(Listed entries Opens)
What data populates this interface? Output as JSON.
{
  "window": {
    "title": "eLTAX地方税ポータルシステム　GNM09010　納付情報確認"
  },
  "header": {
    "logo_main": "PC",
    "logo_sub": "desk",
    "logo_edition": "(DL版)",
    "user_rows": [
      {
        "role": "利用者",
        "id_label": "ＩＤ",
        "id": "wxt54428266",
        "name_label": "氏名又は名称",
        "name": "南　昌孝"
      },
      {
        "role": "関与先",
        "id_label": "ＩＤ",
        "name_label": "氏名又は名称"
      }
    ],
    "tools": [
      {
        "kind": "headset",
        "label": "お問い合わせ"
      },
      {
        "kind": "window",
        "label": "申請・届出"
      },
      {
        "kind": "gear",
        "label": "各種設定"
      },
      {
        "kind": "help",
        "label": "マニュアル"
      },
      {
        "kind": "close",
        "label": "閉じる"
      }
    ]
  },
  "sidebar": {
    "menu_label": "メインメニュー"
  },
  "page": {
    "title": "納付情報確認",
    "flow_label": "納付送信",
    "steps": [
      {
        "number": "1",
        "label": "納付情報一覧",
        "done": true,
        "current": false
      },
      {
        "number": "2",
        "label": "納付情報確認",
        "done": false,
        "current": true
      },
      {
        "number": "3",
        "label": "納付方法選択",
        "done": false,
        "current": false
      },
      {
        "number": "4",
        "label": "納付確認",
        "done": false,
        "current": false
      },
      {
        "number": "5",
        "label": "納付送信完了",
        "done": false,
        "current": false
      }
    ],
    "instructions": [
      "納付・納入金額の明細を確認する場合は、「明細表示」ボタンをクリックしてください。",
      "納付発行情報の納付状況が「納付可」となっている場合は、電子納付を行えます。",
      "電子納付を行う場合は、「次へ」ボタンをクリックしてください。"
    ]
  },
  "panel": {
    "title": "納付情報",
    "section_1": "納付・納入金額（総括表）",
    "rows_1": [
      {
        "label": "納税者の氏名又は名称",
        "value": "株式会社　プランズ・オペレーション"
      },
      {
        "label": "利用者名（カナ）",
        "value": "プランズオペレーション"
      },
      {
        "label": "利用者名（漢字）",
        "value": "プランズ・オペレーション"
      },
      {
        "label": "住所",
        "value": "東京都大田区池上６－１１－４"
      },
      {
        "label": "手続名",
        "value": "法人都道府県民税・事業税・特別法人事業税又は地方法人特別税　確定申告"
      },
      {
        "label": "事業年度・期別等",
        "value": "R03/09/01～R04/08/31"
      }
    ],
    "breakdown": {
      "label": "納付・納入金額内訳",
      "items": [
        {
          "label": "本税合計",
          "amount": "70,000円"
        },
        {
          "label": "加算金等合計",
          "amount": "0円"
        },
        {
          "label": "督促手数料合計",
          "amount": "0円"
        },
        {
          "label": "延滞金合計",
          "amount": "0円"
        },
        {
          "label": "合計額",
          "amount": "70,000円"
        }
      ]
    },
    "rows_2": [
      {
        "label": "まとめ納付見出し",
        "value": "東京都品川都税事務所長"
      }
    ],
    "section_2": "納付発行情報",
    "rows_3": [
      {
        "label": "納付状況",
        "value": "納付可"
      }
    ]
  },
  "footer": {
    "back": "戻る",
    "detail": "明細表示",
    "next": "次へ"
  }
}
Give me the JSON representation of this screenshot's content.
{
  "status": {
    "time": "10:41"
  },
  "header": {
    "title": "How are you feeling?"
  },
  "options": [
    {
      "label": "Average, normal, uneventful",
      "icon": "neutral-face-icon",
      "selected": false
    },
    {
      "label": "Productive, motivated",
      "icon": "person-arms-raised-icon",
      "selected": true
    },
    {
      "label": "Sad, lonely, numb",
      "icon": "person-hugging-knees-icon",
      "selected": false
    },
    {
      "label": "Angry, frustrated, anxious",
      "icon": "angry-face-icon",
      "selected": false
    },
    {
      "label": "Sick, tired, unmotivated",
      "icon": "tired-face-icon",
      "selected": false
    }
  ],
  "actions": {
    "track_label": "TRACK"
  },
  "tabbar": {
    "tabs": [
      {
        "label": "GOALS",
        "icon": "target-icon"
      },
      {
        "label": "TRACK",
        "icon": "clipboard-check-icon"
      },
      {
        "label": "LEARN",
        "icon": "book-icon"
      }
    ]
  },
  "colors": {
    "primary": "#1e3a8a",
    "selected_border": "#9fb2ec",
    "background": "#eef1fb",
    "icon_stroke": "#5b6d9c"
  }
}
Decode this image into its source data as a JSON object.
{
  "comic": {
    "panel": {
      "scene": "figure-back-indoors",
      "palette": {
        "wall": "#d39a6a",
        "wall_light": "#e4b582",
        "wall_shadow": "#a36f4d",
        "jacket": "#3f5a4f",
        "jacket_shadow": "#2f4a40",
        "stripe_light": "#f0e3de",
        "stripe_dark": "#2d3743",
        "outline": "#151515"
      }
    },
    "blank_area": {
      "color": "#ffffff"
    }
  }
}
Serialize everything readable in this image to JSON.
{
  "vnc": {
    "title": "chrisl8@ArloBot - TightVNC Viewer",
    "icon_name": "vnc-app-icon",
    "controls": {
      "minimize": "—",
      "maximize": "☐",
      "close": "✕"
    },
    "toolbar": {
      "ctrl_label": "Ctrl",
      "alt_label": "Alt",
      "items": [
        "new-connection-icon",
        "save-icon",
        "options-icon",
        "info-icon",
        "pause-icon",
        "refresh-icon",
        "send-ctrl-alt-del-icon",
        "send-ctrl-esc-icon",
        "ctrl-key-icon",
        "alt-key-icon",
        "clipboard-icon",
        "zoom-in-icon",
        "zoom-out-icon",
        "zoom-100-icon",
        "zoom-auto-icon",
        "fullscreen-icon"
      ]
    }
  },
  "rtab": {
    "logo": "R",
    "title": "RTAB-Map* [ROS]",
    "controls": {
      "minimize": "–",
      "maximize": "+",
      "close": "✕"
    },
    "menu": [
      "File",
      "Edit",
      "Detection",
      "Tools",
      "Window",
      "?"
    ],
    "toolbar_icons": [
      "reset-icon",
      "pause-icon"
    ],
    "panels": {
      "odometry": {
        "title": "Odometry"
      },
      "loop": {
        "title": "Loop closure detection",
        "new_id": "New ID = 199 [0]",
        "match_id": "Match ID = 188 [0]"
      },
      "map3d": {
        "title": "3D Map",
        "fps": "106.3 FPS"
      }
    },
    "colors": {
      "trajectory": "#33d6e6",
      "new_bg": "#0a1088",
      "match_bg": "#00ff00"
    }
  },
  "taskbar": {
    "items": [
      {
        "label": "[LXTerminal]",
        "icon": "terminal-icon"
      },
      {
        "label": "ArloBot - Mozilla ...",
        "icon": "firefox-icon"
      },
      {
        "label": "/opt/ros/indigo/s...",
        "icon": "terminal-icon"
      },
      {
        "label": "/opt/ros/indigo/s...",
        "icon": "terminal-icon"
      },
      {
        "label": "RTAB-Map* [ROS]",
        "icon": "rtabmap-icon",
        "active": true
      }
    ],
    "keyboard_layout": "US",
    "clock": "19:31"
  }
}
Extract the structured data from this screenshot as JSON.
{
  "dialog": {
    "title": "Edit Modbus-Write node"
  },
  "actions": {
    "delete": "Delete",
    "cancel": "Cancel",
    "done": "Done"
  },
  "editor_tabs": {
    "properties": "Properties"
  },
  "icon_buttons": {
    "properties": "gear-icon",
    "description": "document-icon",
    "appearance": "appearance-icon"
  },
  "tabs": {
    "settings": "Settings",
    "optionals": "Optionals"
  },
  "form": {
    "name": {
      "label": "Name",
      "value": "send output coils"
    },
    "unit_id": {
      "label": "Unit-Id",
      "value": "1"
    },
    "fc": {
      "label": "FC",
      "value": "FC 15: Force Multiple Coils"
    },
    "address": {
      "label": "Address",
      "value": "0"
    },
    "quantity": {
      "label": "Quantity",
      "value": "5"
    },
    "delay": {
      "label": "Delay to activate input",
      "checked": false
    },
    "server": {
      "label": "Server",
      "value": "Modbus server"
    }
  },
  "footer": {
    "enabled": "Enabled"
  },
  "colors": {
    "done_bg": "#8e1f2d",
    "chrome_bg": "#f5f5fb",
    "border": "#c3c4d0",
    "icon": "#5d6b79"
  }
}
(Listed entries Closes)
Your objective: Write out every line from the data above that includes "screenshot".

Finished task:
Give me the JSON representation of this screenshot's content.
Extract the structured data from this screenshot as JSON.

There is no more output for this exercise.